-------- Material shown --------

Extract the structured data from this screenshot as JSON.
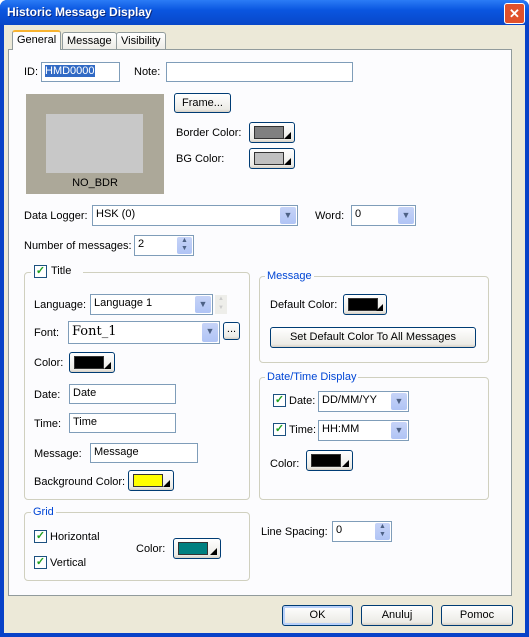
{
  "window": {
    "title": "Historic Message Display"
  },
  "tabs": [
    {
      "label": "General"
    },
    {
      "label": "Message"
    },
    {
      "label": "Visibility"
    }
  ],
  "general": {
    "id_label": "ID:",
    "id_value": "HMD0000",
    "note_label": "Note:",
    "note_value": "",
    "preview_text": "NO_BDR",
    "frame_button": "Frame...",
    "border_color_label": "Border Color:",
    "border_color": "#808080",
    "bg_color_label": "BG Color:",
    "bg_color": "#c0c0c0",
    "data_logger_label": "Data Logger:",
    "data_logger_value": "HSK (0)",
    "word_label": "Word:",
    "word_value": "0",
    "num_messages_label": "Number of messages:",
    "num_messages_value": "2"
  },
  "title_group": {
    "label": "Title",
    "checked": true,
    "language_label": "Language:",
    "language_value": "Language 1",
    "font_label": "Font:",
    "font_value": "Font_1",
    "font_more": "...",
    "color_label": "Color:",
    "color": "#000000",
    "date_label": "Date:",
    "date_value": "Date",
    "time_label": "Time:",
    "time_value": "Time",
    "message_label": "Message:",
    "message_value": "Message",
    "bg_color_label": "Background Color:",
    "bg_color": "#ffff00"
  },
  "message_group": {
    "label": "Message",
    "default_color_label": "Default Color:",
    "default_color": "#000000",
    "set_default_button": "Set Default Color To All Messages"
  },
  "datetime_group": {
    "label": "Date/Time Display",
    "date_label": "Date:",
    "date_checked": true,
    "date_format": "DD/MM/YY",
    "time_label": "Time:",
    "time_checked": true,
    "time_format": "HH:MM",
    "color_label": "Color:",
    "color": "#000000"
  },
  "grid_group": {
    "label": "Grid",
    "horizontal_label": "Horizontal",
    "horizontal_checked": true,
    "vertical_label": "Vertical",
    "vertical_checked": true,
    "color_label": "Color:",
    "color": "#008080"
  },
  "line_spacing": {
    "label": "Line Spacing:",
    "value": "0"
  },
  "buttons": {
    "ok": "OK",
    "cancel": "Anuluj",
    "help": "Pomoc"
  }
}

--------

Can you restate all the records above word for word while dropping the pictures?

▶ _Answer to the exercise_
Extract the structured data from this screenshot as JSON.
{
  "window": {
    "title": "Historic Message Display"
  },
  "tabs": [
    {
      "label": "General"
    },
    {
      "label": "Message"
    },
    {
      "label": "Visibility"
    }
  ],
  "general": {
    "id_label": "ID:",
    "id_value": "HMD0000",
    "note_label": "Note:",
    "note_value": "",
    "preview_text": "NO_BDR",
    "frame_button": "Frame...",
    "border_color_label": "Border Color:",
    "border_color": "#808080",
    "bg_color_label": "BG Color:",
    "bg_color": "#c0c0c0",
    "data_logger_label": "Data Logger:",
    "data_logger_value": "HSK (0)",
    "word_label": "Word:",
    "word_value": "0",
    "num_messages_label": "Number of messages:",
    "num_messages_value": "2"
  },
  "title_group": {
    "label": "Title",
    "checked": true,
    "language_label": "Language:",
    "language_value": "Language 1",
    "font_label": "Font:",
    "font_value": "Font_1",
    "font_more": "...",
    "color_label": "Color:",
    "color": "#000000",
    "date_label": "Date:",
    "date_value": "Date",
    "time_label": "Time:",
    "time_value": "Time",
    "message_label": "Message:",
    "message_value": "Message",
    "bg_color_label": "Background Color:",
    "bg_color": "#ffff00"
  },
  "message_group": {
    "label": "Message",
    "default_color_label": "Default Color:",
    "default_color": "#000000",
    "set_default_button": "Set Default Color To All Messages"
  },
  "datetime_group": {
    "label": "Date/Time Display",
    "date_label": "Date:",
    "date_checked": true,
    "date_format": "DD/MM/YY",
    "time_label": "Time:",
    "time_checked": true,
    "time_format": "HH:MM",
    "color_label": "Color:",
    "color": "#000000"
  },
  "grid_group": {
    "label": "Grid",
    "horizontal_label": "Horizontal",
    "horizontal_checked": true,
    "vertical_label": "Vertical",
    "vertical_checked": true,
    "color_label": "Color:",
    "color": "#008080"
  },
  "line_spacing": {
    "label": "Line Spacing:",
    "value": "0"
  },
  "buttons": {
    "ok": "OK",
    "cancel": "Anuluj",
    "help": "Pomoc"
  }
}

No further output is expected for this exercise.